Suleyman Ozeren: Suleyman joins SPA as a professorial lecturer in the Department of Justice, Law, and Criminology. He formerly served as the president of the Global Policy and Strategy Institute and the director of the International Center for Terrorism and Transnational Crime (UTSAM) in Turkey. He received his Ph.D. degree in information science from the University of North Texas. Suleyman’s research interests include terrorism and counterterrorism, cybercrime, cyberterrorism, online extremism, countering violent extremism (CVE), and conflict resolution.

Sanja Pesek: Sanja is a professorial lecturer in the Department of Justice, Law, and Criminology. She holds a Ph.D. in political science from the Central European University and has taught several successful SPA courses in recent years as an adjunct. Her research examines the role of ordinary citizens in conflict and post-conflict societies.

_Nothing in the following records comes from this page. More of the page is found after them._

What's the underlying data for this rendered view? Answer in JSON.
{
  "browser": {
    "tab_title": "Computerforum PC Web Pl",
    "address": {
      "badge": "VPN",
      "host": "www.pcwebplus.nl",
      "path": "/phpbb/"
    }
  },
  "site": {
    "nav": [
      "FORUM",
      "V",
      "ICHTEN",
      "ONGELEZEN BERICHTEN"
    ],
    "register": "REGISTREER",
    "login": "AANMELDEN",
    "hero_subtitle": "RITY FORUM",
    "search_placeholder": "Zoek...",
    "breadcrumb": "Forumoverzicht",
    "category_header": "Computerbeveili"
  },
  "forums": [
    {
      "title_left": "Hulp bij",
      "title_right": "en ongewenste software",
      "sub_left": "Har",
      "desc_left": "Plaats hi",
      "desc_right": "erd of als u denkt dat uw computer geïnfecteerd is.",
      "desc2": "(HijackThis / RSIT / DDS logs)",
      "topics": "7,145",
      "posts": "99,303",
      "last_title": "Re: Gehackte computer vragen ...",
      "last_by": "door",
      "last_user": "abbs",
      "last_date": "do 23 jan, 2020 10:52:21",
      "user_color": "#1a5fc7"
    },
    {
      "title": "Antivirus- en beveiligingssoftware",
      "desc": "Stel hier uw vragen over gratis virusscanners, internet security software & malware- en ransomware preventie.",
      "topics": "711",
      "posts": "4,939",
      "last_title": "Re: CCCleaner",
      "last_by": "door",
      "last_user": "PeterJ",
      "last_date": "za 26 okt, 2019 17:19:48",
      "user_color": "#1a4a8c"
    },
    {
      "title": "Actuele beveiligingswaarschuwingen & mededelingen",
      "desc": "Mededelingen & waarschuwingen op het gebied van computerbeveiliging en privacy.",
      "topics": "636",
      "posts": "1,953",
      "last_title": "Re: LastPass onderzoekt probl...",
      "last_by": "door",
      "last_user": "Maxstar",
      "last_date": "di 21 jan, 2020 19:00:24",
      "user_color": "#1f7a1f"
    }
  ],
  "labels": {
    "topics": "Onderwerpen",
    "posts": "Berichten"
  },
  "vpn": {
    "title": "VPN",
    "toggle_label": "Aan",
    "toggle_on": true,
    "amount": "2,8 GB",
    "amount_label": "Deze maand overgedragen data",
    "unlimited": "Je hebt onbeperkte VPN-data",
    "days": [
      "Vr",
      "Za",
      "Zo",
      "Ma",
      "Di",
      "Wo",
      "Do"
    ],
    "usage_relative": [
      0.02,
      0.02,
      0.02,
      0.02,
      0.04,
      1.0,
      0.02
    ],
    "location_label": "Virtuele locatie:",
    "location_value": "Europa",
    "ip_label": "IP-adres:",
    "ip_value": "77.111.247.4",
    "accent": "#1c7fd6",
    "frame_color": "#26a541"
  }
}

Ali Valenzuela: Ali is an associate professor of government at SPA. Affiliated with the Center for Latin American and Latino Studies, he specializes in U.S. politics, with a focus on Latina/o/x attitudes, preferences, and turnout in U.S. elections; immigration and demographic change in the U.S.; public opinion and voter behavior; and ethno-racial and religious identities in politics. Ali’s research uses large-n surveys, field and survey experiments, and administrative data such as Census and election information to investigate the causes and consequences of ethno-racial politics in the U.S. He earned his Ph.D. from Stanford University.

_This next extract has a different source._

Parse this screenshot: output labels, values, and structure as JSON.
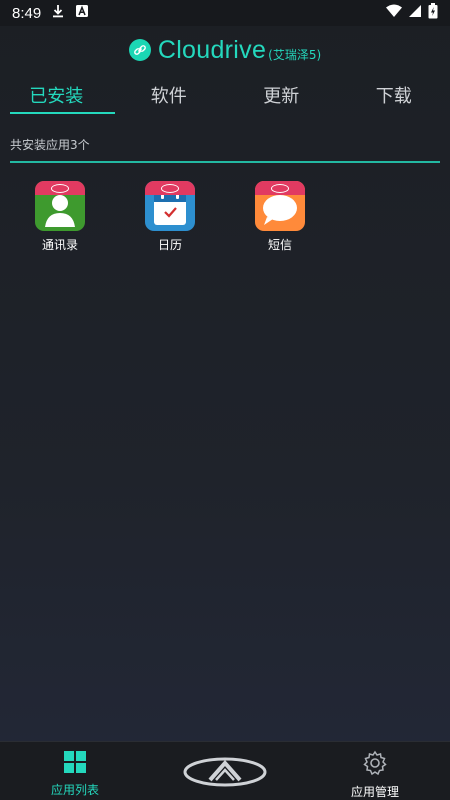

Andrea Vilán: Andrea is an assistant professor in Justice, Law, and Criminology. She holds a Ph.D. in political science from the University of California, Los Angeles, and specializes in international law and organizations, human rights, and transnational activism. Her research explores domestic contestation of international norms by analyzing congressional transcripts, records of treaty negotiations, original datasets, and information from elite interviews conducted in Latin America.

Jhacova Williams: Jhacova joins SPA as an assistant professor of Public Administration and Policy and holds a PhD in economics from Louisiana State University. She is an applied microeconomist focusing primarily on economic history and cultural economics. Her previous work has examined Southern culture and the extent to which historical events have impacted the political behavior and economic outcomes of Southern Black Americans. Recent examples include historical lynchings and the political participation of Blacks and Confederate symbols and Black-White labor market differentials. Prior to joining SPA, Jhacova worked for the Rand Corporation.